Yes, I see it like that and it is not the future: the future is now! Visitors are already redefining and co-creating events. Their impact is tremendous. We empower attendees with shareable assets; we want them to raise their voice and actively participate on brand development and engage.

Q: What are three biggest challenges and biggest difficulties faced in terms of event planning?
From my perspective as LEGO CEEMEA Regional Event Manager, I see three main challenges:

  • Complexity: We have a full spectrum of markets under our team’s leadership – from mature markets where we have offices to developing ones in which we do not have an active presence and are represented by distributors. These markets are very polarized; they have different goals and needs, and in practice every country has a different official language.
  • Scalability: We have to make sure that events that we develop are relevant to different locations; therefore, we have to think how to produce them to fit diverse event premises.
  • Timing: Developing event concepts for more markets that are not necessarily on one continent makes the lead-time challenging. You have to make sure that you are in line with the marketing strategy; you have to have time to develop the “big idea”. Along the way, you have many internal and external stakeholders involved, whom you have to inform about the development process and get approval from. On top of it all, you must have in mind a delivery time not only within EU countries, but in our case also, for example, for African countries.

Q: You said in a recent interview that “Creativity is a crucial element in producing outstanding events”, and since LEGO provides endless opportunities for innovative creation, how do you personally engage in keeping up with fresh ideas, and where do you take your inspiration from?
We have a good, competitive advantage in that our product is perceived as being very creative and we have stories that are created as an integral part of the product offer.

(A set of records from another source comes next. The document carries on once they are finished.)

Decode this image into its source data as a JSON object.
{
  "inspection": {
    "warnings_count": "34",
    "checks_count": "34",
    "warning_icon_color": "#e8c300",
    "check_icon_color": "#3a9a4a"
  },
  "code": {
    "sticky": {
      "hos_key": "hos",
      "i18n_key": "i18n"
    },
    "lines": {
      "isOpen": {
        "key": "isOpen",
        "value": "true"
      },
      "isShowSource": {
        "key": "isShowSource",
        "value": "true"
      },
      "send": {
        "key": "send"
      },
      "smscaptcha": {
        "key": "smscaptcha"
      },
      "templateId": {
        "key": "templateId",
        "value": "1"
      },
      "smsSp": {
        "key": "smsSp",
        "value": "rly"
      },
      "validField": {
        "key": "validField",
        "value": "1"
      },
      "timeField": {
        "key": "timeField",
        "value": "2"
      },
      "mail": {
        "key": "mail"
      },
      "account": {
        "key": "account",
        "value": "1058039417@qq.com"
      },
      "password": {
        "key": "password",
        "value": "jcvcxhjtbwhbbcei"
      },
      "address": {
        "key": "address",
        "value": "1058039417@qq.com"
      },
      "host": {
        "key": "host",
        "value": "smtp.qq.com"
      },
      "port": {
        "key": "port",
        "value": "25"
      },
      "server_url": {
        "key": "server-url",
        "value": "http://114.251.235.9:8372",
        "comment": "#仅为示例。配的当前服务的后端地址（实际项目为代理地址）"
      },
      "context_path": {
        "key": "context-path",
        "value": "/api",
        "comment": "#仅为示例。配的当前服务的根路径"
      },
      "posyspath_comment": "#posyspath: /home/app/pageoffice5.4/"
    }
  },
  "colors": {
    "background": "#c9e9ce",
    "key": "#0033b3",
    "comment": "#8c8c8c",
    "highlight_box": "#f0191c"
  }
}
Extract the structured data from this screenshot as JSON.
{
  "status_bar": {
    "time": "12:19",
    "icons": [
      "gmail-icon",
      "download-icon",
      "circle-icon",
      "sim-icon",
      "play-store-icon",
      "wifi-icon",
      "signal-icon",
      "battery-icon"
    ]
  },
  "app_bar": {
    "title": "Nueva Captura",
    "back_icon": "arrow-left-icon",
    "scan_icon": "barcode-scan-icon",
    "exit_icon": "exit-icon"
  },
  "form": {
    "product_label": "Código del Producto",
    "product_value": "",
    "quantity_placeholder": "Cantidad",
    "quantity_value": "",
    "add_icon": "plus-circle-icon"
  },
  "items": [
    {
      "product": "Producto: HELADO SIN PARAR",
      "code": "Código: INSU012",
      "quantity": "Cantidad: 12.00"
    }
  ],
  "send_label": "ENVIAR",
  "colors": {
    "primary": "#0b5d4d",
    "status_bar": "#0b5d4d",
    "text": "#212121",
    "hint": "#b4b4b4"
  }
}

This is a definite advantage. On the other hand, you also have to respect these settings and make sure that you follow the storyline and the related rules. It is crucial that the creative idea is simple, so it can be easily communicated to given target groups and not lost in translation. The best ideas are also the simplest ones, but it is so hard to invent them.
It is important not to stay in a “tunnel”. I see it as very beneficial to be part of different event forums and communication platforms. It is a great eye-opener. I am personally very happy that I got a chance to be part of the EuBEA festival, where I could see many inspirational events using new technologies and implementing brilliant ideas. I believe it is worth it for all event managers to be part of it.